── Listed entries ──

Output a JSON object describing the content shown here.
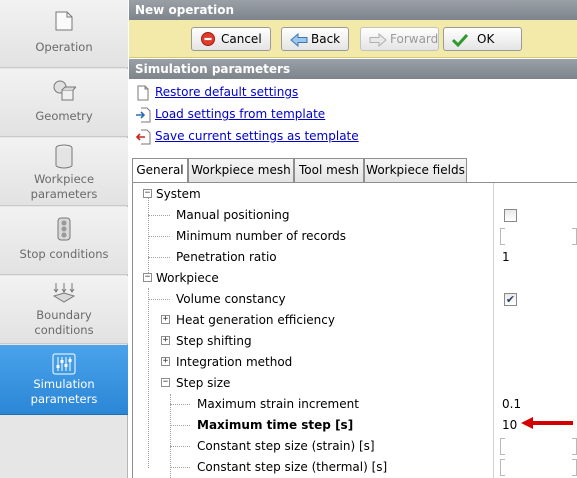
{
  "sidebar": {
    "items": [
      {
        "label": "Operation",
        "icon": "document-icon",
        "active": false
      },
      {
        "label": "Geometry",
        "icon": "geometry-icon",
        "active": false
      },
      {
        "label": "Workpiece\nparameters",
        "icon": "cylinder-icon",
        "active": false
      },
      {
        "label": "Stop conditions",
        "icon": "traffic-light-icon",
        "active": false
      },
      {
        "label": "Boundary\nconditions",
        "icon": "boundary-arrows-icon",
        "active": false
      },
      {
        "label": "Simulation\nparameters",
        "icon": "sliders-icon",
        "active": true
      }
    ]
  },
  "header": {
    "title": "New operation"
  },
  "toolbar": {
    "cancel_label": "Cancel",
    "back_label": "Back",
    "forward_label": "Forward",
    "ok_label": "OK"
  },
  "section": {
    "title": "Simulation parameters"
  },
  "links": {
    "restore": "Restore default settings",
    "load": "Load settings from template",
    "save": "Save current settings as template"
  },
  "tabs": [
    "General",
    "Workpiece mesh",
    "Tool mesh",
    "Workpiece fields"
  ],
  "grid": {
    "system": "System",
    "manual_positioning": "Manual positioning",
    "min_records": "Minimum number of records",
    "penetration_ratio": "Penetration ratio",
    "penetration_ratio_value": "1",
    "workpiece": "Workpiece",
    "volume_constancy": "Volume constancy",
    "heat_generation": "Heat generation efficiency",
    "step_shifting": "Step shifting",
    "integration_method": "Integration method",
    "step_size": "Step size",
    "max_strain_increment": "Maximum strain increment",
    "max_strain_increment_value": "0.1",
    "max_time_step": "Maximum time step [s]",
    "max_time_step_value": "10",
    "const_step_strain": "Constant step size (strain) [s]",
    "const_step_thermal": "Constant step size (thermal) [s]"
  },
  "colors": {
    "active_sidebar": "#2b86d6",
    "toolbar_bg": "#f3e9a8",
    "annotation_arrow": "#d40000"
  }
}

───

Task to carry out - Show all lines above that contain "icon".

Exercise response -
        "icon": "document-icon",
        "icon": "geometry-icon",
        "icon": "cylinder-icon",
        "icon": "traffic-light-icon",
        "icon": "boundary-arrows-icon",
        "icon": "sliders-icon",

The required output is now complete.